Veronica will figure out the twists and turns of her case before her father susses out his. At lunch, she'll announce that she knows who the thief is and all she needs to prove it is for another poker game to be called. All boys will keep their pants on in this one, but then, there is a lady present.

Prior to Veronica's announcement, Logan will join Sean and Duncan at the table. As Logan grabs a slice of pizza, Duncan will stand and huff causing Sean to ask, "Will you guys kiss and make up already?" The impish Logan will blow Duncan a kiss. And, later on, Veronica will note of Duncan's iced tea, "How very musical theater of you!"

Is your mind reeling? Let's cut to the chase. Before the episode comes to a close, we'll learn that rich boy Sean isn't rich and that he stole the five thousand (Weevil will disappear with him briefly -- presumably to work out some payment agreement despite the fact that Sean is dirt poor and has shoplifting charges), Veronica will scream at Duncan's father about the fact that he had something to do with her mother's death (or "death"), Duncan's father will confront his wife and pull her out of the party. Rinna will grin throughout all of this (she paid a lot for those lips, people!) up until Alex is stabbed, Logan will watch his father bleeding and hesitate before calling an ambulance.

"Woah!" you sigh thinking you've digested it all.
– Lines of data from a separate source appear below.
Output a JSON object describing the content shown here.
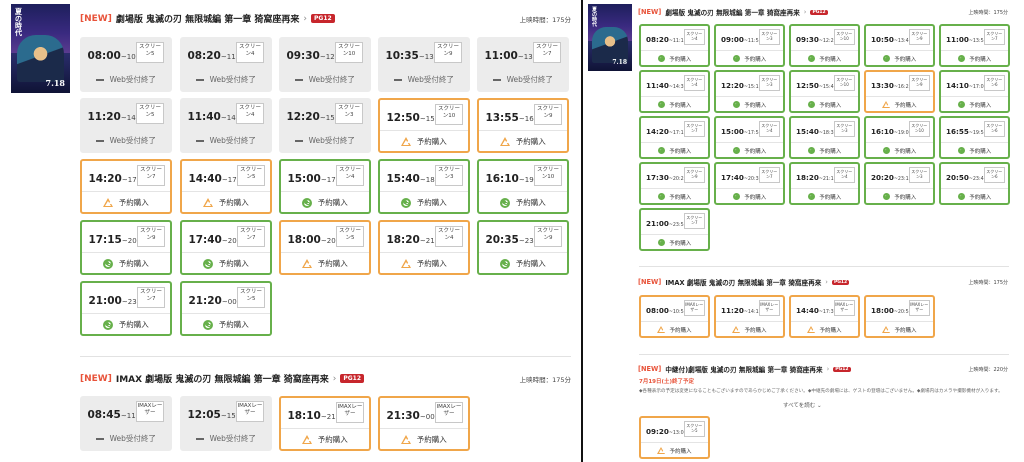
{
  "left_panel": {
    "poster": {
      "title": "夏の時代",
      "date": "7.18"
    },
    "sections": [
      {
        "new": "[NEW]",
        "title": "劇場版 鬼滅の刃 無限城編 第一章 猗窩座再来",
        "rating": "PG12",
        "runtime": "上映時間：175分",
        "showings": [
          {
            "start": "08:00",
            "end": "~10:55",
            "screen": "スクリーン5",
            "status": "Web受付終了",
            "state": "closed"
          },
          {
            "start": "08:20",
            "end": "~11:15",
            "screen": "スクリーン4",
            "status": "Web受付終了",
            "state": "closed"
          },
          {
            "start": "09:30",
            "end": "~12:25",
            "screen": "スクリーン10",
            "status": "Web受付終了",
            "state": "closed"
          },
          {
            "start": "10:35",
            "end": "~13:30",
            "screen": "スクリーン9",
            "status": "Web受付終了",
            "state": "closed"
          },
          {
            "start": "11:00",
            "end": "~13:55",
            "screen": "スクリーン7",
            "status": "Web受付終了",
            "state": "closed"
          },
          {
            "start": "11:20",
            "end": "~14:15",
            "screen": "スクリーン5",
            "status": "Web受付終了",
            "state": "closed"
          },
          {
            "start": "11:40",
            "end": "~14:35",
            "screen": "スクリーン4",
            "status": "Web受付終了",
            "state": "closed"
          },
          {
            "start": "12:20",
            "end": "~15:15",
            "screen": "スクリーン3",
            "status": "Web受付終了",
            "state": "closed"
          },
          {
            "start": "12:50",
            "end": "~15:45",
            "screen": "スクリーン10",
            "status": "予約購入",
            "state": "few"
          },
          {
            "start": "13:55",
            "end": "~16:50",
            "screen": "スクリーン9",
            "status": "予約購入",
            "state": "few"
          },
          {
            "start": "14:20",
            "end": "~17:15",
            "screen": "スクリーン7",
            "status": "予約購入",
            "state": "few"
          },
          {
            "start": "14:40",
            "end": "~17:35",
            "screen": "スクリーン5",
            "status": "予約購入",
            "state": "few"
          },
          {
            "start": "15:00",
            "end": "~17:55",
            "screen": "スクリーン4",
            "status": "予約購入",
            "state": "available"
          },
          {
            "start": "15:40",
            "end": "~18:35",
            "screen": "スクリーン3",
            "status": "予約購入",
            "state": "available"
          },
          {
            "start": "16:10",
            "end": "~19:05",
            "screen": "スクリーン10",
            "status": "予約購入",
            "state": "available"
          },
          {
            "start": "17:15",
            "end": "~20:10",
            "screen": "スクリーン9",
            "status": "予約購入",
            "state": "available"
          },
          {
            "start": "17:40",
            "end": "~20:35",
            "screen": "スクリーン7",
            "status": "予約購入",
            "state": "available"
          },
          {
            "start": "18:00",
            "end": "~20:55",
            "screen": "スクリーン5",
            "status": "予約購入",
            "state": "few"
          },
          {
            "start": "18:20",
            "end": "~21:15",
            "screen": "スクリーン4",
            "status": "予約購入",
            "state": "few"
          },
          {
            "start": "20:35",
            "end": "~23:30",
            "screen": "スクリーン9",
            "status": "予約購入",
            "state": "available"
          },
          {
            "start": "21:00",
            "end": "~23:55",
            "screen": "スクリーン7",
            "status": "予約購入",
            "state": "available"
          },
          {
            "start": "21:20",
            "end": "~00:15",
            "screen": "スクリーン5",
            "status": "予約購入",
            "state": "available"
          }
        ]
      },
      {
        "new": "[NEW]",
        "title": "IMAX 劇場版 鬼滅の刃 無限城編 第一章 猗窩座再来",
        "rating": "PG12",
        "runtime": "上映時間：175分",
        "showings": [
          {
            "start": "08:45",
            "end": "~11:40",
            "screen": "IMAXレーザー",
            "status": "Web受付終了",
            "state": "closed"
          },
          {
            "start": "12:05",
            "end": "~15:00",
            "screen": "IMAXレーザー",
            "status": "Web受付終了",
            "state": "closed"
          },
          {
            "start": "18:10",
            "end": "~21:05",
            "screen": "IMAXレーザー",
            "status": "予約購入",
            "state": "few"
          },
          {
            "start": "21:30",
            "end": "~00:25",
            "screen": "IMAXレーザー",
            "status": "予約購入",
            "state": "few"
          }
        ]
      }
    ]
  },
  "right_panel": {
    "poster": {
      "title": "夏の時代",
      "date": "7.18"
    },
    "sections": [
      {
        "new": "[NEW]",
        "title": "劇場版 鬼滅の刃 無限城編 第一章 猗窩座再来",
        "rating": "PG12",
        "runtime": "上映時間：175分",
        "showings": [
          {
            "start": "08:20",
            "end": "~11:15",
            "screen": "スクリーン4",
            "status": "予約購入",
            "state": "available"
          },
          {
            "start": "09:00",
            "end": "~11:55",
            "screen": "スクリーン3",
            "status": "予約購入",
            "state": "available"
          },
          {
            "start": "09:30",
            "end": "~12:25",
            "screen": "スクリーン10",
            "status": "予約購入",
            "state": "available"
          },
          {
            "start": "10:50",
            "end": "~13:45",
            "screen": "スクリーン9",
            "status": "予約購入",
            "state": "available"
          },
          {
            "start": "11:00",
            "end": "~13:55",
            "screen": "スクリーン7",
            "status": "予約購入",
            "state": "available"
          },
          {
            "start": "11:40",
            "end": "~14:35",
            "screen": "スクリーン4",
            "status": "予約購入",
            "state": "available"
          },
          {
            "start": "12:20",
            "end": "~15:15",
            "screen": "スクリーン3",
            "status": "予約購入",
            "state": "available"
          },
          {
            "start": "12:50",
            "end": "~15:45",
            "screen": "スクリーン10",
            "status": "予約購入",
            "state": "available"
          },
          {
            "start": "13:30",
            "end": "~16:25",
            "screen": "スクリーン9",
            "status": "予約購入",
            "state": "few"
          },
          {
            "start": "14:10",
            "end": "~17:05",
            "screen": "スクリーン6",
            "status": "予約購入",
            "state": "available"
          },
          {
            "start": "14:20",
            "end": "~17:15",
            "screen": "スクリーン7",
            "status": "予約購入",
            "state": "available"
          },
          {
            "start": "15:00",
            "end": "~17:55",
            "screen": "スクリーン4",
            "status": "予約購入",
            "state": "available"
          },
          {
            "start": "15:40",
            "end": "~18:35",
            "screen": "スクリーン3",
            "status": "予約購入",
            "state": "available"
          },
          {
            "start": "16:10",
            "end": "~19:05",
            "screen": "スクリーン10",
            "status": "予約購入",
            "state": "available"
          },
          {
            "start": "16:55",
            "end": "~19:50",
            "screen": "スクリーン6",
            "status": "予約購入",
            "state": "available"
          },
          {
            "start": "17:30",
            "end": "~20:25",
            "screen": "スクリーン9",
            "status": "予約購入",
            "state": "available"
          },
          {
            "start": "17:40",
            "end": "~20:35",
            "screen": "スクリーン7",
            "status": "予約購入",
            "state": "available"
          },
          {
            "start": "18:20",
            "end": "~21:15",
            "screen": "スクリーン4",
            "status": "予約購入",
            "state": "available"
          },
          {
            "start": "20:20",
            "end": "~23:15",
            "screen": "スクリーン3",
            "status": "予約購入",
            "state": "available"
          },
          {
            "start": "20:50",
            "end": "~23:45",
            "screen": "スクリーン6",
            "status": "予約購入",
            "state": "available"
          },
          {
            "start": "21:00",
            "end": "~23:55",
            "screen": "スクリーン7",
            "status": "予約購入",
            "state": "available"
          }
        ]
      },
      {
        "new": "[NEW]",
        "title": "IMAX 劇場版 鬼滅の刃 無限城編 第一章 猗窩座再来",
        "rating": "PG12",
        "runtime": "上映時間：175分",
        "showings": [
          {
            "start": "08:00",
            "end": "~10:55",
            "screen": "IMAXレーザー",
            "status": "予約購入",
            "state": "few"
          },
          {
            "start": "11:20",
            "end": "~14:15",
            "screen": "IMAXレーザー",
            "status": "予約購入",
            "state": "few"
          },
          {
            "start": "14:40",
            "end": "~17:35",
            "screen": "IMAXレーザー",
            "status": "予約購入",
            "state": "few"
          },
          {
            "start": "18:00",
            "end": "~20:55",
            "screen": "IMAXレーザー",
            "status": "予約購入",
            "state": "few"
          }
        ]
      },
      {
        "new": "[NEW]",
        "title": "中継付)劇場版 鬼滅の刃 無限城編 第一章 猗窩座再来",
        "rating": "PG12",
        "runtime": "上映時間：220分",
        "note_date": "7月19日(土)終了予定",
        "note_text": "◆各種表示の予定は変更になることもございますのであらかじめご了承ください。◆中継先の劇場には、ゲストの登壇はございません。◆劇場内はカメラや撮影機材が入ります。",
        "more": "すべてを読む ⌄",
        "showings": [
          {
            "start": "09:20",
            "end": "~13:00",
            "screen": "スクリーン5",
            "status": "予約購入",
            "state": "few"
          }
        ]
      }
    ]
  },
  "icons": {
    "closed": "dash-icon",
    "few": "triangle-icon",
    "available": "double-circle-icon"
  },
  "colors": {
    "new": "#e8533a",
    "rating_bg": "#c7262c",
    "available": "#67b04b",
    "few": "#f0a64a",
    "closed_bg": "#ececec"
  }
}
Not really.See the whole season, Veronica's on the trail of the person who killed her best friend Lilly (who, unlike Veronica's mother, will stay dead) as well as trying to determine who date raped her ("her" being Veronica, not the friend -- we know, it is confusing).

If you're thinking that it's all very Lace ("Which one of you bitches is my mother?") and Lace II ("Which one of you bastards is my father?") let's underscore that by noting that the date rapist is revealed to be . . . Duncan! Drugged with GHB by Logan! And that Duncan broke up with Veronica because of the fact that she may be . . . his sister!

Paternity is solved by the finale which also informs us that Logan's dad Aaron (Hamlin) was the person who killed Lilly! Veronica also, in that episode, will kick her mother (remember, she's come back from the "dead" by then) out of her life because Mom can't lay off the booze! As though this life and death and back to life thing were easy!

What was CBS thinking when they made the decision to spring this show on Friday night viewers only recently weened off Nash Bridges? And what is Bell thinking with the hair style?It works for Patricia Arquette on Medium because she's playing a busy mother of young children. On Bell, it never quite works.

Nor does the wants-so-bad-to-be-Twin-Peaks vibe when it's combined with the sort of knowing, insider commentary by "high schoolers" last heard on Dawson's Creek. It's honestly as though they attempted to combine everything they could think of ("they" starting with creator Rob Thomas -- no not that Rob Thomas) starting with the banter of screwball comedies, the pulp of film noir, the scandal of a page turner you're embarrassed to be caught reading, "topical," "teenagers" (played by adults) and a heaping dose of homoeroticism. The latter was the only thing that actually held our interest.

Bell didn't. On the episode we watched, it wasn't that she was too glum which would, all things considered, make sense. She was, after all, the victim of a date rape with a then still dead mother, a dead best friend and suffering from questions of paternity. What we couldn't take was Little Miss Plucky seeming to forget any and all long running sub plots from scene to scene. Yes, it's a hell of a lot to keep with up but Bell didn't seem able to and the character lacked a gravity that recent events seemed to dictate that she should have.

Too many plot lines and too little attention mars Veronica Mars. On UPN it may develop a cult following but if it wants to play on the big three, it needs to work on reigning in the hyper activity and Bell needs to work on creating a character whose suffering plays like something more than "I so cannot believe he sprung a pop test on us!"

Also saw a great thing on The Common Ills by Rebecca.